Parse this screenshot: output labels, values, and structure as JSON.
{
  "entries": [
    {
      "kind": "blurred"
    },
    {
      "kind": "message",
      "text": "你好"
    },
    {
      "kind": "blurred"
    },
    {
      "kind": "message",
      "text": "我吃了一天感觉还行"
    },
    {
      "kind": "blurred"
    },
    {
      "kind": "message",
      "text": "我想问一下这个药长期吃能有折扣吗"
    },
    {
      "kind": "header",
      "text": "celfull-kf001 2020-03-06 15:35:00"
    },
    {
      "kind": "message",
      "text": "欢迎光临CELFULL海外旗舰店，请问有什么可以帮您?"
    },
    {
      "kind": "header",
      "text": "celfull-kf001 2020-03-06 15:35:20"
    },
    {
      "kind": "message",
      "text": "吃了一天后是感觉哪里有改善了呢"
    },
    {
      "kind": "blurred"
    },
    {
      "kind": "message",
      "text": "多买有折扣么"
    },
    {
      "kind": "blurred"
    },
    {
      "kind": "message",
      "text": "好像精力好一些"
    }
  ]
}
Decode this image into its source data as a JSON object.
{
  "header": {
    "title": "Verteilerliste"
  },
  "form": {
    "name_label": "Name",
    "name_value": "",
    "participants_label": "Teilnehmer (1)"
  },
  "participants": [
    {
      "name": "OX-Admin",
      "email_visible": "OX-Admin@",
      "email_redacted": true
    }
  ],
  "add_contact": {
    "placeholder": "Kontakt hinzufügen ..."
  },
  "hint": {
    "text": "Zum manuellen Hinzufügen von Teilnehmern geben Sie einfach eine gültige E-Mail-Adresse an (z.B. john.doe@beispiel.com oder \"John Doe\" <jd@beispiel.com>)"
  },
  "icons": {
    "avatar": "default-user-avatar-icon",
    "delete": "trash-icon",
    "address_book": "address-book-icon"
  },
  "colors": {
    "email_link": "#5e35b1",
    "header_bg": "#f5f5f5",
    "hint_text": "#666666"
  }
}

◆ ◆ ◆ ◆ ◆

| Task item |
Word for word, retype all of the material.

| Problem solution |
Parse this screenshot: output labels, values, and structure as JSON.
{
  "entries": [
    {
      "kind": "blurred"
    },
    {
      "kind": "message",
      "text": "你好"
    },
    {
      "kind": "blurred"
    },
    {
      "kind": "message",
      "text": "我吃了一天感觉还行"
    },
    {
      "kind": "blurred"
    },
    {
      "kind": "message",
      "text": "我想问一下这个药长期吃能有折扣吗"
    },
    {
      "kind": "header",
      "text": "celfull-kf001 2020-03-06 15:35:00"
    },
    {
      "kind": "message",
      "text": "欢迎光临CELFULL海外旗舰店，请问有什么可以帮您?"
    },
    {
      "kind": "header",
      "text": "celfull-kf001 2020-03-06 15:35:20"
    },
    {
      "kind": "message",
      "text": "吃了一天后是感觉哪里有改善了呢"
    },
    {
      "kind": "blurred"
    },
    {
      "kind": "message",
      "text": "多买有折扣么"
    },
    {
      "kind": "blurred"
    },
    {
      "kind": "message",
      "text": "好像精力好一些"
    }
  ]
}
Decode this image into its source data as a JSON object.
{
  "header": {
    "title": "Verteilerliste"
  },
  "form": {
    "name_label": "Name",
    "name_value": "",
    "participants_label": "Teilnehmer (1)"
  },
  "participants": [
    {
      "name": "OX-Admin",
      "email_visible": "OX-Admin@",
      "email_redacted": true
    }
  ],
  "add_contact": {
    "placeholder": "Kontakt hinzufügen ..."
  },
  "hint": {
    "text": "Zum manuellen Hinzufügen von Teilnehmern geben Sie einfach eine gültige E-Mail-Adresse an (z.B. john.doe@beispiel.com oder \"John Doe\" <jd@beispiel.com>)"
  },
  "icons": {
    "avatar": "default-user-avatar-icon",
    "delete": "trash-icon",
    "address_book": "address-book-icon"
  },
  "colors": {
    "email_link": "#5e35b1",
    "header_bg": "#f5f5f5",
    "hint_text": "#666666"
  }
}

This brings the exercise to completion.